Nur-Sultan: Smart cities not only make peoples lives easier, but they are also a boost to tourism, the Secretary General of the World Tourism Organization, Zurab Pololikashvili, said Thursday.
“Smart cities have enormous capacity to positively influence not only the lives of the people who inhabit them, but also have a great influence on tourism,” Pololikashvili said in the Kazakh capital at the start of the 8th UNWTO Global Summit on Urban Tourism, Efe news reported.
More than 1,400 representatives from 80 countries are taking part in the four-day event organised by the UN agency and the Mayor’s office of Nur-Sultan under the theme ‘Smart Cities, Smart Destinations.’
“The tourism sector must interact with society, with local authorities. We have to explain the role of tourism in the economic development of every country,” he said.
He said tourism was currently developing very quickly, which has begun to cause a series of problems related to the sector.
“This forum offers a space for ministries and mayors of cities to talk about tourism,” he said, while citing Nur-Sultan as an example of a smart city.
“20 years ago there was a potato field here, and today it is one of the most modern and fastest developing cities in the region (of Central Asia),” Pololikashvili said.
Kazakh Prime Minister Askar Mamin said the country’s authorities intended to work with large international companies to promote tourism.
“Currently, tourism accounts for 10 per cent of GDP, 10 per cent of jobs and 5 per cent of the total industry,” said Mamin, who stressed that this sector helped the sustainable development of cities.
The northern Spanish city of Barcelona’s director of Tourism, Joan Torrella, told Efe that the great changes that occur in tourism worldwide are mostly related to technology.
“I would perhaps underline the individualization of the tourist experience. More and more people are forgoing large tour packages to travel instead with smartphones with our knowledge we buy customised and last-minute experiences,” he said.
Torrella said the phenomenon is prominent in Barcelona, which makes planning in the sector more and more difficult “because the visitor self-manages and decides at the last moment what things to do at the destination where he is going.”
The other important trend, in his opinion, is “the role played by large internet platforms as intermediaries of supply and demand, especially in tourist accommodation.”

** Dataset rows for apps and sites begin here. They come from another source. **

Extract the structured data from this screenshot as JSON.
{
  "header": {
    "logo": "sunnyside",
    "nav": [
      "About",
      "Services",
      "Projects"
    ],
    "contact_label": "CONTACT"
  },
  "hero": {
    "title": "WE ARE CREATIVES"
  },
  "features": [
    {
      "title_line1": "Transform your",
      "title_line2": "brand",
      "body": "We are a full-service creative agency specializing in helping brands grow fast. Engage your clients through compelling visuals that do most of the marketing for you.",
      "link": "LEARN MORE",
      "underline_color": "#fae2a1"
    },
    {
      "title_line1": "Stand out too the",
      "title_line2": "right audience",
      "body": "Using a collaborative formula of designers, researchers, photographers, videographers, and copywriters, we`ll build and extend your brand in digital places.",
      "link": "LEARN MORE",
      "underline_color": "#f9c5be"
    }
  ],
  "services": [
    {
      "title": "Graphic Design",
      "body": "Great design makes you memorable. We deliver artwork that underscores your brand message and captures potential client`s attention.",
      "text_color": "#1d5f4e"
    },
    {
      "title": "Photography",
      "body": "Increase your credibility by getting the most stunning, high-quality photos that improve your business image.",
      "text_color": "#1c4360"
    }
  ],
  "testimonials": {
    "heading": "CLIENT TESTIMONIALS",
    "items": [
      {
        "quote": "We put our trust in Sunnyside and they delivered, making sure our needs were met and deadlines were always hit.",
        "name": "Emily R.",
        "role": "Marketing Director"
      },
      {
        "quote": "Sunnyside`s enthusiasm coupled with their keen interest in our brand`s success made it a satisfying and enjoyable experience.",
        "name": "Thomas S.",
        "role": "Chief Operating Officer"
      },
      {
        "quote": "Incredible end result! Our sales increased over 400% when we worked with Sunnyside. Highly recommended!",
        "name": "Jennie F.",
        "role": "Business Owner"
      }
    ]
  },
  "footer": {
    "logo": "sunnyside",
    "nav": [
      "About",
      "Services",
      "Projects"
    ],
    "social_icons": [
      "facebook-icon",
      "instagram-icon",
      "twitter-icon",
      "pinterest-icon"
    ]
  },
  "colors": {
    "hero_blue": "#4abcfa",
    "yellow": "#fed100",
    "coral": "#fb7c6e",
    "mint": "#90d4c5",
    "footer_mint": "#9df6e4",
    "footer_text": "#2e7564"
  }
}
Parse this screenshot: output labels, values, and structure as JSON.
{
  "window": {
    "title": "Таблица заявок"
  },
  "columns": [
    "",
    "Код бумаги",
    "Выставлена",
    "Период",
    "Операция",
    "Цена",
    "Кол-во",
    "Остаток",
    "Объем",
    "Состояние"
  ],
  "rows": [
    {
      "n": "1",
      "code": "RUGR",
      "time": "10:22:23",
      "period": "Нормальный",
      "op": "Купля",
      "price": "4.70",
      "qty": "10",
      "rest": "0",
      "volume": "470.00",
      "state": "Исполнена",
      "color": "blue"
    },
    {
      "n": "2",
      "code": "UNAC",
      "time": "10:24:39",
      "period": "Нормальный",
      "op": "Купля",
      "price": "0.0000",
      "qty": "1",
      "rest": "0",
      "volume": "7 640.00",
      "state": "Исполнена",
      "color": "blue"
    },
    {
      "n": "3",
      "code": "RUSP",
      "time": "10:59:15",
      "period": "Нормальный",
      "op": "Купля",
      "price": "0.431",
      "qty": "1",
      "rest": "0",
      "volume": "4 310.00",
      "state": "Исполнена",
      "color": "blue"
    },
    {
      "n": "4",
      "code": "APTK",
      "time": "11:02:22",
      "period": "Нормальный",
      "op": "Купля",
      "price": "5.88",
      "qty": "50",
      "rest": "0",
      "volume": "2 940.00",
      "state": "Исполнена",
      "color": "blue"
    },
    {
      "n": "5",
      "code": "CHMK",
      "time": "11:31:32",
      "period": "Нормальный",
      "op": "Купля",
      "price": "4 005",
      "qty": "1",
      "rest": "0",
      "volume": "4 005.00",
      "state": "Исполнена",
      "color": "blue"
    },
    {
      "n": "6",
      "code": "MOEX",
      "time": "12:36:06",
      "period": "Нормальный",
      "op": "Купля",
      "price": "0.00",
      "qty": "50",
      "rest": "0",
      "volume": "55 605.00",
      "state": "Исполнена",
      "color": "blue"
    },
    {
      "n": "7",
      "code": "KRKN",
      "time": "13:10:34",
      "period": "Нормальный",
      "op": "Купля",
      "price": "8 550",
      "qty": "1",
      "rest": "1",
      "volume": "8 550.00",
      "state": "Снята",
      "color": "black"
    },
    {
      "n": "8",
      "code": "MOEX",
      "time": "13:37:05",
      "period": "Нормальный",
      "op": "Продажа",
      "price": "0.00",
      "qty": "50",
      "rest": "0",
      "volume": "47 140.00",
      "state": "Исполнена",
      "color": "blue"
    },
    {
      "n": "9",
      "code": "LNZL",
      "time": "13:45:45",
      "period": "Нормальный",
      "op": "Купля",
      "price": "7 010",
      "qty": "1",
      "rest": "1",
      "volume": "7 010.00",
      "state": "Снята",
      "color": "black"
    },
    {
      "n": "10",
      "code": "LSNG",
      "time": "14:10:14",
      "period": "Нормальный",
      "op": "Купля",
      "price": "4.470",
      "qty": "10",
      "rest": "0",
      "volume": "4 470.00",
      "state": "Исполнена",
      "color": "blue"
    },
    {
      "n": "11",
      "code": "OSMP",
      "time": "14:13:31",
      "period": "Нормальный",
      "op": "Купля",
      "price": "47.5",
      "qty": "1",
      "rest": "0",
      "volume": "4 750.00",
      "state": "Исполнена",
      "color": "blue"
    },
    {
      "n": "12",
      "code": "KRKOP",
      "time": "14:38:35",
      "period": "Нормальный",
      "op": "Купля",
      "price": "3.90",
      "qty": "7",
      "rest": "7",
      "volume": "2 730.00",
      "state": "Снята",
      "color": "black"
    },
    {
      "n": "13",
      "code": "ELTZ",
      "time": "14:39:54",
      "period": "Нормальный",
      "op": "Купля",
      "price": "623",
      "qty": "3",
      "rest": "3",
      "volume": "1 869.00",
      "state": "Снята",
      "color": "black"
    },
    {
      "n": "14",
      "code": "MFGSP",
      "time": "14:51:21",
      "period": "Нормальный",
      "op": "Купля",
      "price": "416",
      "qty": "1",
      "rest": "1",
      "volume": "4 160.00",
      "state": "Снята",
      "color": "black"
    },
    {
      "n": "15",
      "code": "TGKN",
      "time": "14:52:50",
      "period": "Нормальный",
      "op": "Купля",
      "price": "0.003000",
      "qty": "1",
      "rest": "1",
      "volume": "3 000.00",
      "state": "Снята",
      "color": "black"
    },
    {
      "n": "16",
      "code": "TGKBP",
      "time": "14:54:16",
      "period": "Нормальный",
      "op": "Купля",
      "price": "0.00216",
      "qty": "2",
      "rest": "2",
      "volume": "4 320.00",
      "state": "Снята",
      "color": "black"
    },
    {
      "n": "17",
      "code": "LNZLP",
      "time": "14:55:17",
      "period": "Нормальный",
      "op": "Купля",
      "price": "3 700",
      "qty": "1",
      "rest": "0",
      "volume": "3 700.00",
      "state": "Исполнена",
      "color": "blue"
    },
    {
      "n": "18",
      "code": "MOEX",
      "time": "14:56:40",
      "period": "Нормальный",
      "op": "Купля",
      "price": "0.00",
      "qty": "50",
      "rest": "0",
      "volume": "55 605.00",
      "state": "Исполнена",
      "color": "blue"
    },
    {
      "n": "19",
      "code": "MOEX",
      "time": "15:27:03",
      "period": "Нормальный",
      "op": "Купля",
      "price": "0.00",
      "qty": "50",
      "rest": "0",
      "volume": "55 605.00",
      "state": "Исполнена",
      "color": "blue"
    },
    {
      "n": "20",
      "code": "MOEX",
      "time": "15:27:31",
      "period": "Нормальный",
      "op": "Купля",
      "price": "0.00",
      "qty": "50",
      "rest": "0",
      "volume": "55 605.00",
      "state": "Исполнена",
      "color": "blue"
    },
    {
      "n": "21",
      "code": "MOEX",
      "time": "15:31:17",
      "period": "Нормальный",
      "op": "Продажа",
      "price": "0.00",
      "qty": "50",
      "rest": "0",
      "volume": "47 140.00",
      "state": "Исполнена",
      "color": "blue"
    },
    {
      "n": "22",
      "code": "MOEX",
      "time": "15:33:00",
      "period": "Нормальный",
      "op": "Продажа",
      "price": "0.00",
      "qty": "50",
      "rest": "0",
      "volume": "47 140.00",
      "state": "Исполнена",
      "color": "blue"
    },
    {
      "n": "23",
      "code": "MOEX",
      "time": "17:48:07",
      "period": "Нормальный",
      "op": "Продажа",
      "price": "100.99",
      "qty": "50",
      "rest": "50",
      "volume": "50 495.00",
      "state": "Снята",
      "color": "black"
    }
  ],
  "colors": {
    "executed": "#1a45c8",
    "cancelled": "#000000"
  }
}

“This has changed the paradigm of the visitor with the destination, because the ease of contacting the buyer and the seller has broken the rules of the market game,” he said.